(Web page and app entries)
<<<<

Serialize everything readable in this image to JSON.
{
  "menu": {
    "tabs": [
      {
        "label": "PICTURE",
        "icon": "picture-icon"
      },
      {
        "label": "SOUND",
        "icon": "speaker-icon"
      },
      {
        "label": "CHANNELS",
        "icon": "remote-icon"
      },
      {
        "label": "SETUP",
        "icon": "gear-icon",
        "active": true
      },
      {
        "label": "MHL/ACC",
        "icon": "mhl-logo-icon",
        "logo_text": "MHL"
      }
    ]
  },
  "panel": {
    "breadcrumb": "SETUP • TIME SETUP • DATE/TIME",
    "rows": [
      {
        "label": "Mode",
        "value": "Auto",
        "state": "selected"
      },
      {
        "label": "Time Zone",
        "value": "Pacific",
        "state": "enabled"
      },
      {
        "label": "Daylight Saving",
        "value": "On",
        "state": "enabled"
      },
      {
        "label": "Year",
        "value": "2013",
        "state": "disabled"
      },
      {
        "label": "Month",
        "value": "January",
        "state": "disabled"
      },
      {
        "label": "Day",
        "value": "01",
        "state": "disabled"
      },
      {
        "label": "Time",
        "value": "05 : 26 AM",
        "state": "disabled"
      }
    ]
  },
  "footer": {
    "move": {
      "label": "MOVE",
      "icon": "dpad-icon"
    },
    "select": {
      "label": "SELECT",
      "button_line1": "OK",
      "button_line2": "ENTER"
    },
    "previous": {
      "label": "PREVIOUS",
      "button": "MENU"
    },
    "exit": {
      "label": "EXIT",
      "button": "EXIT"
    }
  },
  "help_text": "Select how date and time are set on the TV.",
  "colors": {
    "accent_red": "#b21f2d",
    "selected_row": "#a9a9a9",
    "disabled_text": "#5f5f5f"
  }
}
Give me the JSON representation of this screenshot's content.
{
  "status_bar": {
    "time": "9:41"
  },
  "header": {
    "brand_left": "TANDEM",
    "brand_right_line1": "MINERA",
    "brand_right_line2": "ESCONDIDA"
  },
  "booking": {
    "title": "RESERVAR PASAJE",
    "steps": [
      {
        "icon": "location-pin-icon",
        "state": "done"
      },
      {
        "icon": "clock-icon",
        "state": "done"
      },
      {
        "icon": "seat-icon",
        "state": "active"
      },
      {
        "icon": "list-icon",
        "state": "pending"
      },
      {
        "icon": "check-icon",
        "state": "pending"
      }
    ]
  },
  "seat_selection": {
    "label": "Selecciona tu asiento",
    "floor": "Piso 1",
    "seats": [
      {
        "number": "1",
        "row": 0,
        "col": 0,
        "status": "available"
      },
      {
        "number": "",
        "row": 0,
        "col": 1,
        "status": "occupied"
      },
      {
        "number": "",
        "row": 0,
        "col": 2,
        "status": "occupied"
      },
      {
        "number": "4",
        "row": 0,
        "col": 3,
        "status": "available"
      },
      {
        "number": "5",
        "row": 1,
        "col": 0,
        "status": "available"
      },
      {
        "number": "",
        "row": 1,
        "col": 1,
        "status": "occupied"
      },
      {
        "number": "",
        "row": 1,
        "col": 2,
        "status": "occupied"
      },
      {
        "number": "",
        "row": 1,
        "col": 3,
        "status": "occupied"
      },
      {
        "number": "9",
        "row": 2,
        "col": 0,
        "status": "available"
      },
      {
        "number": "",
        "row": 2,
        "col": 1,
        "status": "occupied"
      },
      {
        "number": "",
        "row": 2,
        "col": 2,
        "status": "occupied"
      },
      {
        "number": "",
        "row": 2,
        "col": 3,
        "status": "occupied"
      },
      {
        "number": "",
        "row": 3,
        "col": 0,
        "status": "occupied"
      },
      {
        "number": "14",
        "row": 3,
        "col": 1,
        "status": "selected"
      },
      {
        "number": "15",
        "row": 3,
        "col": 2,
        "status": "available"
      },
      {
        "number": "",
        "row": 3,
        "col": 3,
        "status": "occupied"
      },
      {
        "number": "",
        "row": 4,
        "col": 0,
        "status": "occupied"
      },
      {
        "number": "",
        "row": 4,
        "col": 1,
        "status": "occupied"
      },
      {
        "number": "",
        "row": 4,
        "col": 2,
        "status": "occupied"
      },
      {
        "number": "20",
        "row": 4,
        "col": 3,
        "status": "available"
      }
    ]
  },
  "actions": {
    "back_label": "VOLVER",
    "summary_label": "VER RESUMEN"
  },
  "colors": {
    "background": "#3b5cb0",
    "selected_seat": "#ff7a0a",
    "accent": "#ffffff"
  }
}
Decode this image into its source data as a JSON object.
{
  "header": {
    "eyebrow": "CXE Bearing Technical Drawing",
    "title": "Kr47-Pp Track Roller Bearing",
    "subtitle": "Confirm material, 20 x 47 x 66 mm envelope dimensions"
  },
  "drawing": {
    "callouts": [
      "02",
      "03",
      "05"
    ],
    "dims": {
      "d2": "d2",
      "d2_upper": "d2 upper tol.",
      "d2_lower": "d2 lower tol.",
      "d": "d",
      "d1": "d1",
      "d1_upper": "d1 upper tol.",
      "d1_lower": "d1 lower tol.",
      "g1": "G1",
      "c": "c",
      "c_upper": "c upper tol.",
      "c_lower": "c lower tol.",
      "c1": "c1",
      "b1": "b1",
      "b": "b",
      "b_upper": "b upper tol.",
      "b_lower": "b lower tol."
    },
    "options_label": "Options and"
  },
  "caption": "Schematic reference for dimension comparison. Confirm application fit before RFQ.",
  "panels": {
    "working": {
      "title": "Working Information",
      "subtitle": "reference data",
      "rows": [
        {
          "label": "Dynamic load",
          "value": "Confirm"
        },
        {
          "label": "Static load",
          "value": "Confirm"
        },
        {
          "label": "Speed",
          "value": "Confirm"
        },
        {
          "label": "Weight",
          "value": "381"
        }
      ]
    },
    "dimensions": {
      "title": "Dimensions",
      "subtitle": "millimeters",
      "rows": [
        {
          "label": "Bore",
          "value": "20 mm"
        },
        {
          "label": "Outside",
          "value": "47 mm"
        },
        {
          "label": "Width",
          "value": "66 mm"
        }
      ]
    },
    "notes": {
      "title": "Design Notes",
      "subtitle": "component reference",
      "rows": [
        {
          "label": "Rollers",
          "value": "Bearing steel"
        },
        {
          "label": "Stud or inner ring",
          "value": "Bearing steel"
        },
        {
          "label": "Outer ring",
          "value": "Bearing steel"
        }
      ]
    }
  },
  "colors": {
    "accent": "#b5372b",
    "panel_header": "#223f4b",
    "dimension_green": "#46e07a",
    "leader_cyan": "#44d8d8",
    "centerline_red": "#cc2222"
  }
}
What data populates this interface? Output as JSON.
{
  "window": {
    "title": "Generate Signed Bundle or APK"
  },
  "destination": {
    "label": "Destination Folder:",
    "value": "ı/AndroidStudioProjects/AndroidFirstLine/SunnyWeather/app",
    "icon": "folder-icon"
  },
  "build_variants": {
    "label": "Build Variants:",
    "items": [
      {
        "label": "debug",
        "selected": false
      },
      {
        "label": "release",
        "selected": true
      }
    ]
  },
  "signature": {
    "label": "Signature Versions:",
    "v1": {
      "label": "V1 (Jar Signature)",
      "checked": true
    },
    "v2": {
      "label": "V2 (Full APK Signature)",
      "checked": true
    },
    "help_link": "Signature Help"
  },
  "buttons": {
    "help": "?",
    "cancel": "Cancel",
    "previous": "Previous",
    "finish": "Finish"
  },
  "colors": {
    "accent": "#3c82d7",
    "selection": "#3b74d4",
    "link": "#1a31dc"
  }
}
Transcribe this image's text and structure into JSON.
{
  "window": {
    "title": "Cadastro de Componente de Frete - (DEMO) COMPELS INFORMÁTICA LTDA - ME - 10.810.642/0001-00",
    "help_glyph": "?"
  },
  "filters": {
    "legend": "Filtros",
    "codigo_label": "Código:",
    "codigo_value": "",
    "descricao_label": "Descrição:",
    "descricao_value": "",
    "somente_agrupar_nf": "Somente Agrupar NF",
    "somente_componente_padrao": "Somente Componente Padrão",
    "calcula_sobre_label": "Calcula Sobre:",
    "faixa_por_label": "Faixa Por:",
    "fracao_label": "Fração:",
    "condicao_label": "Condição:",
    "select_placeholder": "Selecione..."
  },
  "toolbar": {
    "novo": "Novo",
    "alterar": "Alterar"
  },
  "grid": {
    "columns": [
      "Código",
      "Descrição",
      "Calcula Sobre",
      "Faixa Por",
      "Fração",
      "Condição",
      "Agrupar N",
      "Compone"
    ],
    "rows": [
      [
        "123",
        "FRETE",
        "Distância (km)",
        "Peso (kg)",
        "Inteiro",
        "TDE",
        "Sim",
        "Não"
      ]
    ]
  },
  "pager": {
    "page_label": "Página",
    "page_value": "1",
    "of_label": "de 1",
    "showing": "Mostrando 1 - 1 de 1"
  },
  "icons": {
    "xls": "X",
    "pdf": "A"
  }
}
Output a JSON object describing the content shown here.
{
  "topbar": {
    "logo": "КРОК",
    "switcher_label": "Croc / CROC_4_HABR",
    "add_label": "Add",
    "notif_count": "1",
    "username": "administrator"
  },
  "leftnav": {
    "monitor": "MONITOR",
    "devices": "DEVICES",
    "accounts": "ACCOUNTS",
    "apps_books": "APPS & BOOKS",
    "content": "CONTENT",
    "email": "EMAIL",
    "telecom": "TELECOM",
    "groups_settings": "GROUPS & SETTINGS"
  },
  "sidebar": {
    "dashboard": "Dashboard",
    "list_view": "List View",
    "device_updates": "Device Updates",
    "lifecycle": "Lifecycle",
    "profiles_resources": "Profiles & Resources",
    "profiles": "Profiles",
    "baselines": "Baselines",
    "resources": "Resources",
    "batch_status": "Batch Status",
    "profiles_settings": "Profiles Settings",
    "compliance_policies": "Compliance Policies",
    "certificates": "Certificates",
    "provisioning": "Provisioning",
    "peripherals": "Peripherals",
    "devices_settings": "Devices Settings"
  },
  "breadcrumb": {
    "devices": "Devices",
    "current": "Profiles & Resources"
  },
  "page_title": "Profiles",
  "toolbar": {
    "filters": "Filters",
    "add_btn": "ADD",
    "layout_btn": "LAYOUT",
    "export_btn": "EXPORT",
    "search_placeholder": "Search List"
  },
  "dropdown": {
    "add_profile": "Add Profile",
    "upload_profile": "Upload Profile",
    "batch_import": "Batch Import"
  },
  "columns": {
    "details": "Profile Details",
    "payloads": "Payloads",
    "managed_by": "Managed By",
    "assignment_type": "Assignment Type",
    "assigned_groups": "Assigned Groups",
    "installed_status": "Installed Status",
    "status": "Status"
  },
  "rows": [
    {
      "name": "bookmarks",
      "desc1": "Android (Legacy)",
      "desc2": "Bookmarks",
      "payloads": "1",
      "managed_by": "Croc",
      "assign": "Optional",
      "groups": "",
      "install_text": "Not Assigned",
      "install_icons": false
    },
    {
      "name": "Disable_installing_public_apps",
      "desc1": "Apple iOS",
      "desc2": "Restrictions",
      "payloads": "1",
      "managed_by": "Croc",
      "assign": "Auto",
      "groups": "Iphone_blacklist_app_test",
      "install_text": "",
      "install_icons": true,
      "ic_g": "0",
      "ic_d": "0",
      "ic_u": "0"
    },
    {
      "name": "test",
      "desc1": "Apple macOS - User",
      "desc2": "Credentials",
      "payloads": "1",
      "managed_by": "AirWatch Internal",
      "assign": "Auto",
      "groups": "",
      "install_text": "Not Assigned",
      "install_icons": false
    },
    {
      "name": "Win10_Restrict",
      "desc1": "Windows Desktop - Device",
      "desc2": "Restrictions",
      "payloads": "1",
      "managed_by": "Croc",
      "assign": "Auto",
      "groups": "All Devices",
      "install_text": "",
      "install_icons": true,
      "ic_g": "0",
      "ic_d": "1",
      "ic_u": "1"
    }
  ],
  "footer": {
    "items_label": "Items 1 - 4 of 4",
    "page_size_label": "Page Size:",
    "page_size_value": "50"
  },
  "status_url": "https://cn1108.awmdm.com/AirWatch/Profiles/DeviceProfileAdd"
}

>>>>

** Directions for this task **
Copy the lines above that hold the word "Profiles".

** Answer area **
    "profiles_resources": "Profiles & Resources",
    "profiles": "Profiles",
    "profiles_settings": "Profiles Settings",
    "current": "Profiles & Resources"
  "page_title": "Profiles",
  "status_url": "https://cn1108.awmdm.com/AirWatch/Profiles/DeviceProfileAdd"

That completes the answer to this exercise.